## RECORD EXCERPTS
==*==

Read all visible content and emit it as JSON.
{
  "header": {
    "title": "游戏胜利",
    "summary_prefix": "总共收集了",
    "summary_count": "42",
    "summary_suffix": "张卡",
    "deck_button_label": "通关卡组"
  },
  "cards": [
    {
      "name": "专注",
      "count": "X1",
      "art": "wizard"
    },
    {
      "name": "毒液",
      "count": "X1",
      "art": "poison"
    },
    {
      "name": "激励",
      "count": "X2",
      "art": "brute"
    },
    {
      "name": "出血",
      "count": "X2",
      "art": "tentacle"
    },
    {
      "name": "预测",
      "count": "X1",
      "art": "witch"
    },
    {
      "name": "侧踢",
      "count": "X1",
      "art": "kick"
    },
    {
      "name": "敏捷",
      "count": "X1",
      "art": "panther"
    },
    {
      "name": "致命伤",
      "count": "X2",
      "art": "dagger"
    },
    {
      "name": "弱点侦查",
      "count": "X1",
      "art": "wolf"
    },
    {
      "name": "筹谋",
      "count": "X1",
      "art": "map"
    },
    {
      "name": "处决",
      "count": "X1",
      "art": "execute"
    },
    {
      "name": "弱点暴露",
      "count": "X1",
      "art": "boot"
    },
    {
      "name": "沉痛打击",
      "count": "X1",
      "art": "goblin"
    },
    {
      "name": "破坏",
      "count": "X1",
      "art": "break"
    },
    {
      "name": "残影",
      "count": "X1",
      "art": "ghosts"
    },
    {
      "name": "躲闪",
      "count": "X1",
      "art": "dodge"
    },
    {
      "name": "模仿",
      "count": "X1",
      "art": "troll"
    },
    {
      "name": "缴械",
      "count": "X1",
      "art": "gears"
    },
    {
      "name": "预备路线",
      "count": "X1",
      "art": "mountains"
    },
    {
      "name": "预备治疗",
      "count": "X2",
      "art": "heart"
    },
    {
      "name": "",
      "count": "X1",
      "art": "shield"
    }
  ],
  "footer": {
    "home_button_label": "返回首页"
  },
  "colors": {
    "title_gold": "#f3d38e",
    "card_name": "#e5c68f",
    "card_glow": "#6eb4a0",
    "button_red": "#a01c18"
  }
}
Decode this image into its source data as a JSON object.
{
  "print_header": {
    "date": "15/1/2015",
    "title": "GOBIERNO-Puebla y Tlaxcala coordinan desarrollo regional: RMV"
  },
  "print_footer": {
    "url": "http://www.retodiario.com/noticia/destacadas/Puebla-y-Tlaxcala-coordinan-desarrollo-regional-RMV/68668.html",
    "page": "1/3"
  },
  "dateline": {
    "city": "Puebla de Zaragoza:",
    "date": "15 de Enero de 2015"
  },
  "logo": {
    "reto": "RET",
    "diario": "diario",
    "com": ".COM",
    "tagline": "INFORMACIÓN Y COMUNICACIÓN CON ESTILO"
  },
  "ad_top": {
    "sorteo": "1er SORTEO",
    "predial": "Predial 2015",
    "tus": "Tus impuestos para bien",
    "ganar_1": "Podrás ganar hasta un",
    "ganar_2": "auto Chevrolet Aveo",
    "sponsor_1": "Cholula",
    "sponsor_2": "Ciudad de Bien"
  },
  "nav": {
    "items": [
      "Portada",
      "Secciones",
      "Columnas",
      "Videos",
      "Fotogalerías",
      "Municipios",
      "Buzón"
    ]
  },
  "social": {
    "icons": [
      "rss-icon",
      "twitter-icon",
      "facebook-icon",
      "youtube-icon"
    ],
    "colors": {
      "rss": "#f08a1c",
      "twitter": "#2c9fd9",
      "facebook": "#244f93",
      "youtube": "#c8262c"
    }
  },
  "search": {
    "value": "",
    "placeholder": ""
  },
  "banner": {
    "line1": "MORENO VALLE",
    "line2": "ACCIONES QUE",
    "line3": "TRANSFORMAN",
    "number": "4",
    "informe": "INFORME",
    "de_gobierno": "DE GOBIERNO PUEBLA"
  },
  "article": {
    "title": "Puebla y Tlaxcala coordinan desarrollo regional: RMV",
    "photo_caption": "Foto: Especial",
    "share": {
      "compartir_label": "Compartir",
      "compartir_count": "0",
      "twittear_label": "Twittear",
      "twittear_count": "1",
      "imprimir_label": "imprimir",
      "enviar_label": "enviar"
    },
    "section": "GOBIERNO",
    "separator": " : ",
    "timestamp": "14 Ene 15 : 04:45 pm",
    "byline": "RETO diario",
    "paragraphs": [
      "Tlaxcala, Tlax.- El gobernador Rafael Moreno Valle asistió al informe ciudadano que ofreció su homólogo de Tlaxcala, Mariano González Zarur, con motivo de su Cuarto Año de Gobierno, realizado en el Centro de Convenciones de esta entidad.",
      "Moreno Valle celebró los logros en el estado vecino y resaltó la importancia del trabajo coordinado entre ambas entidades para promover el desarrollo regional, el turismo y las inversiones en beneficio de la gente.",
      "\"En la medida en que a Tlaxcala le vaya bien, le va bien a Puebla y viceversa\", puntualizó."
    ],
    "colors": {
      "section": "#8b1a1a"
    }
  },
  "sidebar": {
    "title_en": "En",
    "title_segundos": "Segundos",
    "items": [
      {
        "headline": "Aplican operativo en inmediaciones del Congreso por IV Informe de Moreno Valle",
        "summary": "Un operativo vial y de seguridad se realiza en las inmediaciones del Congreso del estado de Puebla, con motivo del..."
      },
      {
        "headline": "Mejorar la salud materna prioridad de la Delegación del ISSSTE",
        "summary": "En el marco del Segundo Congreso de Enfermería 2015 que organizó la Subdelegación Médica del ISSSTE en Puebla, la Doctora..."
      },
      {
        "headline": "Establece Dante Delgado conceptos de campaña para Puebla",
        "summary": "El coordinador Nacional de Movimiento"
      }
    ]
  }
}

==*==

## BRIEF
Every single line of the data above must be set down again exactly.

## REPLY TO THE EXERCISE
Read all visible content and emit it as JSON.
{
  "header": {
    "title": "游戏胜利",
    "summary_prefix": "总共收集了",
    "summary_count": "42",
    "summary_suffix": "张卡",
    "deck_button_label": "通关卡组"
  },
  "cards": [
    {
      "name": "专注",
      "count": "X1",
      "art": "wizard"
    },
    {
      "name": "毒液",
      "count": "X1",
      "art": "poison"
    },
    {
      "name": "激励",
      "count": "X2",
      "art": "brute"
    },
    {
      "name": "出血",
      "count": "X2",
      "art": "tentacle"
    },
    {
      "name": "预测",
      "count": "X1",
      "art": "witch"
    },
    {
      "name": "侧踢",
      "count": "X1",
      "art": "kick"
    },
    {
      "name": "敏捷",
      "count": "X1",
      "art": "panther"
    },
    {
      "name": "致命伤",
      "count": "X2",
      "art": "dagger"
    },
    {
      "name": "弱点侦查",
      "count": "X1",
      "art": "wolf"
    },
    {
      "name": "筹谋",
      "count": "X1",
      "art": "map"
    },
    {
      "name": "处决",
      "count": "X1",
      "art": "execute"
    },
    {
      "name": "弱点暴露",
      "count": "X1",
      "art": "boot"
    },
    {
      "name": "沉痛打击",
      "count": "X1",
      "art": "goblin"
    },
    {
      "name": "破坏",
      "count": "X1",
      "art": "break"
    },
    {
      "name": "残影",
      "count": "X1",
      "art": "ghosts"
    },
    {
      "name": "躲闪",
      "count": "X1",
      "art": "dodge"
    },
    {
      "name": "模仿",
      "count": "X1",
      "art": "troll"
    },
    {
      "name": "缴械",
      "count": "X1",
      "art": "gears"
    },
    {
      "name": "预备路线",
      "count": "X1",
      "art": "mountains"
    },
    {
      "name": "预备治疗",
      "count": "X2",
      "art": "heart"
    },
    {
      "name": "",
      "count": "X1",
      "art": "shield"
    }
  ],
  "footer": {
    "home_button_label": "返回首页"
  },
  "colors": {
    "title_gold": "#f3d38e",
    "card_name": "#e5c68f",
    "card_glow": "#6eb4a0",
    "button_red": "#a01c18"
  }
}
Decode this image into its source data as a JSON object.
{
  "print_header": {
    "date": "15/1/2015",
    "title": "GOBIERNO-Puebla y Tlaxcala coordinan desarrollo regional: RMV"
  },
  "print_footer": {
    "url": "http://www.retodiario.com/noticia/destacadas/Puebla-y-Tlaxcala-coordinan-desarrollo-regional-RMV/68668.html",
    "page": "1/3"
  },
  "dateline": {
    "city": "Puebla de Zaragoza:",
    "date": "15 de Enero de 2015"
  },
  "logo": {
    "reto": "RET",
    "diario": "diario",
    "com": ".COM",
    "tagline": "INFORMACIÓN Y COMUNICACIÓN CON ESTILO"
  },
  "ad_top": {
    "sorteo": "1er SORTEO",
    "predial": "Predial 2015",
    "tus": "Tus impuestos para bien",
    "ganar_1": "Podrás ganar hasta un",
    "ganar_2": "auto Chevrolet Aveo",
    "sponsor_1": "Cholula",
    "sponsor_2": "Ciudad de Bien"
  },
  "nav": {
    "items": [
      "Portada",
      "Secciones",
      "Columnas",
      "Videos",
      "Fotogalerías",
      "Municipios",
      "Buzón"
    ]
  },
  "social": {
    "icons": [
      "rss-icon",
      "twitter-icon",
      "facebook-icon",
      "youtube-icon"
    ],
    "colors": {
      "rss": "#f08a1c",
      "twitter": "#2c9fd9",
      "facebook": "#244f93",
      "youtube": "#c8262c"
    }
  },
  "search": {
    "value": "",
    "placeholder": ""
  },
  "banner": {
    "line1": "MORENO VALLE",
    "line2": "ACCIONES QUE",
    "line3": "TRANSFORMAN",
    "number": "4",
    "informe": "INFORME",
    "de_gobierno": "DE GOBIERNO PUEBLA"
  },
  "article": {
    "title": "Puebla y Tlaxcala coordinan desarrollo regional: RMV",
    "photo_caption": "Foto: Especial",
    "share": {
      "compartir_label": "Compartir",
      "compartir_count": "0",
      "twittear_label": "Twittear",
      "twittear_count": "1",
      "imprimir_label": "imprimir",
      "enviar_label": "enviar"
    },
    "section": "GOBIERNO",
    "separator": " : ",
    "timestamp": "14 Ene 15 : 04:45 pm",
    "byline": "RETO diario",
    "paragraphs": [
      "Tlaxcala, Tlax.- El gobernador Rafael Moreno Valle asistió al informe ciudadano que ofreció su homólogo de Tlaxcala, Mariano González Zarur, con motivo de su Cuarto Año de Gobierno, realizado en el Centro de Convenciones de esta entidad.",
      "Moreno Valle celebró los logros en el estado vecino y resaltó la importancia del trabajo coordinado entre ambas entidades para promover el desarrollo regional, el turismo y las inversiones en beneficio de la gente.",
      "\"En la medida en que a Tlaxcala le vaya bien, le va bien a Puebla y viceversa\", puntualizó."
    ],
    "colors": {
      "section": "#8b1a1a"
    }
  },
  "sidebar": {
    "title_en": "En",
    "title_segundos": "Segundos",
    "items": [
      {
        "headline": "Aplican operativo en inmediaciones del Congreso por IV Informe de Moreno Valle",
        "summary": "Un operativo vial y de seguridad se realiza en las inmediaciones del Congreso del estado de Puebla, con motivo del..."
      },
      {
        "headline": "Mejorar la salud materna prioridad de la Delegación del ISSSTE",
        "summary": "En el marco del Segundo Congreso de Enfermería 2015 que organizó la Subdelegación Médica del ISSSTE en Puebla, la Doctora..."
      },
      {
        "headline": "Establece Dante Delgado conceptos de campaña para Puebla",
        "summary": "El coordinador Nacional de Movimiento"
      }
    ]
  }
}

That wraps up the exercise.